> [WHAT YOU NEED TO DO] Exact reproduction of the following data is required.

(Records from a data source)
=====
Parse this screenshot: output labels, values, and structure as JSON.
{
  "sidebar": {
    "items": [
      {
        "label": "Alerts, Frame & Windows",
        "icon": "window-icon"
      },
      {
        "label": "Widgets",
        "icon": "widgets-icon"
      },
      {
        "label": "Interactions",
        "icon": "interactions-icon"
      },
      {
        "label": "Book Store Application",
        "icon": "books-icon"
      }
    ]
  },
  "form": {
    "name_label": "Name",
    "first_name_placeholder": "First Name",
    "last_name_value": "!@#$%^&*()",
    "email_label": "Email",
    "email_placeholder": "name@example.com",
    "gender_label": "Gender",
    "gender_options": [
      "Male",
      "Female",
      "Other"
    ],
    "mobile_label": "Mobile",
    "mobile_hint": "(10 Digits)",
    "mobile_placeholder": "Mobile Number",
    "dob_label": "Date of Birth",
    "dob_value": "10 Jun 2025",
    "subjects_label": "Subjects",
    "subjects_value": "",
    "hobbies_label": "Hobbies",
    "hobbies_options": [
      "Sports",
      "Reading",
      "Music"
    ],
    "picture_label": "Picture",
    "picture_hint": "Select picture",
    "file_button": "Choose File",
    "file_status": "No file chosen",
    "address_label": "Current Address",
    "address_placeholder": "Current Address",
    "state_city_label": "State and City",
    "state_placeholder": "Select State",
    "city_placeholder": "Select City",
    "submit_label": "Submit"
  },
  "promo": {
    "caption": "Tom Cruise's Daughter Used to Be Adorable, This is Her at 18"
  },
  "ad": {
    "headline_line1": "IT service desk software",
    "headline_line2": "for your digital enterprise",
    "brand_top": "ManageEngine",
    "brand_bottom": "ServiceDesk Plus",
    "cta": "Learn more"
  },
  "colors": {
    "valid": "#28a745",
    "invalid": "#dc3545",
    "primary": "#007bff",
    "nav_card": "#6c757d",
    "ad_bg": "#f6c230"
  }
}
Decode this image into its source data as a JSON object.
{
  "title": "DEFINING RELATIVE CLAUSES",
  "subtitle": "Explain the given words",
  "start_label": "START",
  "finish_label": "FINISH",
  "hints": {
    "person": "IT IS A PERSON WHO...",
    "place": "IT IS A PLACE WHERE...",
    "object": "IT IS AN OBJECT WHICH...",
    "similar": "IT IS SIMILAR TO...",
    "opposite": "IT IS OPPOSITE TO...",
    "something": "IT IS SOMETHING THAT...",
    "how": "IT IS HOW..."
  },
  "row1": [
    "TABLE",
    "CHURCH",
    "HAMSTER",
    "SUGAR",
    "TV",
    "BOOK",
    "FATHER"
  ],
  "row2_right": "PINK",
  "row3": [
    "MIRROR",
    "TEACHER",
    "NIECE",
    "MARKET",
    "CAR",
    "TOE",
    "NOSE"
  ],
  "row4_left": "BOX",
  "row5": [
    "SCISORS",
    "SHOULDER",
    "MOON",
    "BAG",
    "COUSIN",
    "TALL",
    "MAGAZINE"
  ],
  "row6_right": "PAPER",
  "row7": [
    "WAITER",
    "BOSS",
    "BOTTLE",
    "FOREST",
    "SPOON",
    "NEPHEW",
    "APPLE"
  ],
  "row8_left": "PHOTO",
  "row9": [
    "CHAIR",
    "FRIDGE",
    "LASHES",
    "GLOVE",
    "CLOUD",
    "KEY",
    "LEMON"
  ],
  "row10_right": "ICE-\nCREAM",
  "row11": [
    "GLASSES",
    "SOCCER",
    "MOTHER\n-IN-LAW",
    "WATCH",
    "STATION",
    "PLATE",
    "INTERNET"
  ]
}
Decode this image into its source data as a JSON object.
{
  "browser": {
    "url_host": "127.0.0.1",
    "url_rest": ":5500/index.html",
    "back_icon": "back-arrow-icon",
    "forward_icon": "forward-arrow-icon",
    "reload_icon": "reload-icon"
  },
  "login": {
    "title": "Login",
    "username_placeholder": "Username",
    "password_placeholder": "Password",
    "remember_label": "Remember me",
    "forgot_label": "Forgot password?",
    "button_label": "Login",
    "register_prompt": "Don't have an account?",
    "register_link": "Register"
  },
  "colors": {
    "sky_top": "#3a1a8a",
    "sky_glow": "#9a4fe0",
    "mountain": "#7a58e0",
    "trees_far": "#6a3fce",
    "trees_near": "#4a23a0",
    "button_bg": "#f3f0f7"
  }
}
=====
> [PROBLEM SOLUTION]
Parse this screenshot: output labels, values, and structure as JSON.
{
  "sidebar": {
    "items": [
      {
        "label": "Alerts, Frame & Windows",
        "icon": "window-icon"
      },
      {
        "label": "Widgets",
        "icon": "widgets-icon"
      },
      {
        "label": "Interactions",
        "icon": "interactions-icon"
      },
      {
        "label": "Book Store Application",
        "icon": "books-icon"
      }
    ]
  },
  "form": {
    "name_label": "Name",
    "first_name_placeholder": "First Name",
    "last_name_value": "!@#$%^&*()",
    "email_label": "Email",
    "email_placeholder": "name@example.com",
    "gender_label": "Gender",
    "gender_options": [
      "Male",
      "Female",
      "Other"
    ],
    "mobile_label": "Mobile",
    "mobile_hint": "(10 Digits)",
    "mobile_placeholder": "Mobile Number",
    "dob_label": "Date of Birth",
    "dob_value": "10 Jun 2025",
    "subjects_label": "Subjects",
    "subjects_value": "",
    "hobbies_label": "Hobbies",
    "hobbies_options": [
      "Sports",
      "Reading",
      "Music"
    ],
    "picture_label": "Picture",
    "picture_hint": "Select picture",
    "file_button": "Choose File",
    "file_status": "No file chosen",
    "address_label": "Current Address",
    "address_placeholder": "Current Address",
    "state_city_label": "State and City",
    "state_placeholder": "Select State",
    "city_placeholder": "Select City",
    "submit_label": "Submit"
  },
  "promo": {
    "caption": "Tom Cruise's Daughter Used to Be Adorable, This is Her at 18"
  },
  "ad": {
    "headline_line1": "IT service desk software",
    "headline_line2": "for your digital enterprise",
    "brand_top": "ManageEngine",
    "brand_bottom": "ServiceDesk Plus",
    "cta": "Learn more"
  },
  "colors": {
    "valid": "#28a745",
    "invalid": "#dc3545",
    "primary": "#007bff",
    "nav_card": "#6c757d",
    "ad_bg": "#f6c230"
  }
}
Decode this image into its source data as a JSON object.
{
  "title": "DEFINING RELATIVE CLAUSES",
  "subtitle": "Explain the given words",
  "start_label": "START",
  "finish_label": "FINISH",
  "hints": {
    "person": "IT IS A PERSON WHO...",
    "place": "IT IS A PLACE WHERE...",
    "object": "IT IS AN OBJECT WHICH...",
    "similar": "IT IS SIMILAR TO...",
    "opposite": "IT IS OPPOSITE TO...",
    "something": "IT IS SOMETHING THAT...",
    "how": "IT IS HOW..."
  },
  "row1": [
    "TABLE",
    "CHURCH",
    "HAMSTER",
    "SUGAR",
    "TV",
    "BOOK",
    "FATHER"
  ],
  "row2_right": "PINK",
  "row3": [
    "MIRROR",
    "TEACHER",
    "NIECE",
    "MARKET",
    "CAR",
    "TOE",
    "NOSE"
  ],
  "row4_left": "BOX",
  "row5": [
    "SCISORS",
    "SHOULDER",
    "MOON",
    "BAG",
    "COUSIN",
    "TALL",
    "MAGAZINE"
  ],
  "row6_right": "PAPER",
  "row7": [
    "WAITER",
    "BOSS",
    "BOTTLE",
    "FOREST",
    "SPOON",
    "NEPHEW",
    "APPLE"
  ],
  "row8_left": "PHOTO",
  "row9": [
    "CHAIR",
    "FRIDGE",
    "LASHES",
    "GLOVE",
    "CLOUD",
    "KEY",
    "LEMON"
  ],
  "row10_right": "ICE-\nCREAM",
  "row11": [
    "GLASSES",
    "SOCCER",
    "MOTHER\n-IN-LAW",
    "WATCH",
    "STATION",
    "PLATE",
    "INTERNET"
  ]
}
Decode this image into its source data as a JSON object.
{
  "browser": {
    "url_host": "127.0.0.1",
    "url_rest": ":5500/index.html",
    "back_icon": "back-arrow-icon",
    "forward_icon": "forward-arrow-icon",
    "reload_icon": "reload-icon"
  },
  "login": {
    "title": "Login",
    "username_placeholder": "Username",
    "password_placeholder": "Password",
    "remember_label": "Remember me",
    "forgot_label": "Forgot password?",
    "button_label": "Login",
    "register_prompt": "Don't have an account?",
    "register_link": "Register"
  },
  "colors": {
    "sky_top": "#3a1a8a",
    "sky_glow": "#9a4fe0",
    "mountain": "#7a58e0",
    "trees_far": "#6a3fce",
    "trees_near": "#4a23a0",
    "button_bg": "#f3f0f7"
  }
}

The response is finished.